Dear Bob ...
I'm the CFO for a smallish company (a few hundred employees). We're growing reasonably fast, each of us on the executive team is stretched pretty thin, and my head of IT is driving me nuts.
All the guy wants to do is talk over his brilliant thoughts about strategy. He has a grand total of two direct reports. Our IT is pretty basic: what we can get done with QuickBooks Enterprise, plus Exchange/Outlook/Office and whatever our employees decide to install to make them more effective. We use a hosting service for our website that provides a good-enough toolkit and that's about it.
We hired Mr. Strategy three months ago because -- well, in retrospect, I'm not sure. Our two-person IT department did OK keeping the lights on, and between them, they were able to figure out whatever they needed.
There was a certain level of chewing gum and duct tape in what they put together for us, which meant we had more downtime than we thought was reasonable, and I wasn't in a position to evaluate what our techs told us we needed to spend to stabilize the systems. We figured we needed somebody more seasoned to figure it all out and get the situation stabilized.
Long story short, the situation hasn't stabilized and Mr. Strategy doesn't seem to have much interest in operating at that level. I'm about a week from tossing him out the door. Before I do, should I be listening to him instead of fantasizing about violence in the workplace?
Dear Frothing ...
What you're facing isn't uncommon, and it's been exacerbated by an endless stream of articles in the trade press extolling the virtues of the CIO-as-businessman-not-as-technician.
Chances are your head of IT is incurable. Once people are bit by the strategy bug, it's hard to get them to concentrate on real work, and that's just as true of CEOs and CFOs as it is of CIOs. COOs tend to be immune, because by definition their job is to take care of operations -- all too often to leave the CEO free to think deep thoughts.
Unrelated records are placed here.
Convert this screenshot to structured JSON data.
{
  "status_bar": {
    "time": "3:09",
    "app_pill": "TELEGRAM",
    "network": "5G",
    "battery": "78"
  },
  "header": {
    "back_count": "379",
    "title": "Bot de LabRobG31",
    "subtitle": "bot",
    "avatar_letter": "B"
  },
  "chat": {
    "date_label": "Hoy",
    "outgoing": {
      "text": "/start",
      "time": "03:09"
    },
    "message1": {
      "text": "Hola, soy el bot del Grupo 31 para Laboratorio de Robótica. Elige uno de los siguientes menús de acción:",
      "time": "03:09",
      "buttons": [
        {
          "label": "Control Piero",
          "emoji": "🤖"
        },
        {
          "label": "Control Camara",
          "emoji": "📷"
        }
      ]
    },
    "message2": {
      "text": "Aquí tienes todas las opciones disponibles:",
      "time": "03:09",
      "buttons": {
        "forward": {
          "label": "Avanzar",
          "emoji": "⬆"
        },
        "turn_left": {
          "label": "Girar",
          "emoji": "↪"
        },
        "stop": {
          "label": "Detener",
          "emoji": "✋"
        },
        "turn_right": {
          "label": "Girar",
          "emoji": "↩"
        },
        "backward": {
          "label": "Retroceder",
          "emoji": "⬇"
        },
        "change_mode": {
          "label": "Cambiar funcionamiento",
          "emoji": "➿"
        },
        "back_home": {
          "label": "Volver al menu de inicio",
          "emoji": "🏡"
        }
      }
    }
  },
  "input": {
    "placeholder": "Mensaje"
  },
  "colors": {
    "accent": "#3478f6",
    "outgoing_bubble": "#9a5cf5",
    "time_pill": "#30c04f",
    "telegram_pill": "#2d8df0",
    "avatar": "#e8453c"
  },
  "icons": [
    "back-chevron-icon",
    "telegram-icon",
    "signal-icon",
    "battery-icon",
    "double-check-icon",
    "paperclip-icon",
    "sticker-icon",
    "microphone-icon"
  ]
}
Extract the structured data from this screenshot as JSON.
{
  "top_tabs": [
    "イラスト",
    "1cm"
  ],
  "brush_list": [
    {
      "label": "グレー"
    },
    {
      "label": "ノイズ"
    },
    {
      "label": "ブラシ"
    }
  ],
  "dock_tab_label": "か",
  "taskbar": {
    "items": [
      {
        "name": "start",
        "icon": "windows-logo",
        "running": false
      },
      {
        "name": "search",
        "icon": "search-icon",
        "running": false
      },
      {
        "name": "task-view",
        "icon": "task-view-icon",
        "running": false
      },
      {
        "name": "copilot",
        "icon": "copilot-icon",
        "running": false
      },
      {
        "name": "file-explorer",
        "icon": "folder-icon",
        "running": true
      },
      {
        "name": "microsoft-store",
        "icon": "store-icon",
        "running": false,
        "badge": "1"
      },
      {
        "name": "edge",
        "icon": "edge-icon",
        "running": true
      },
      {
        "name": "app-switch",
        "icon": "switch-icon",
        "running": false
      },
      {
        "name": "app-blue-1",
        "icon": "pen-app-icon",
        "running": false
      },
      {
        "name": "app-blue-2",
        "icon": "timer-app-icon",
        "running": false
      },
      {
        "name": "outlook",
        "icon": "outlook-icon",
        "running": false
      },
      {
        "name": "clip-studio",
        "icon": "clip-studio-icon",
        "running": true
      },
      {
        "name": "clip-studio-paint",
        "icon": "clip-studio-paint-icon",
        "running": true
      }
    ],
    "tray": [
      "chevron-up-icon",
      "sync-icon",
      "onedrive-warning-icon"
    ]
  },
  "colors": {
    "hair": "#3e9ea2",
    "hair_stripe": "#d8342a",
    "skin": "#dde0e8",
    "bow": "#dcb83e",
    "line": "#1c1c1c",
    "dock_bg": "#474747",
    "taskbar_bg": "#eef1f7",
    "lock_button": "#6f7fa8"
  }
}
Here's the conversation you should have first, assuming you haven't already had it: You have to explain, in no uncertain terms, that the head of IT for a company your size isn't like the head of IT for a Fortune 500 company, only shorter. It's a fundamentally different job, just like yours and just like the CEO's.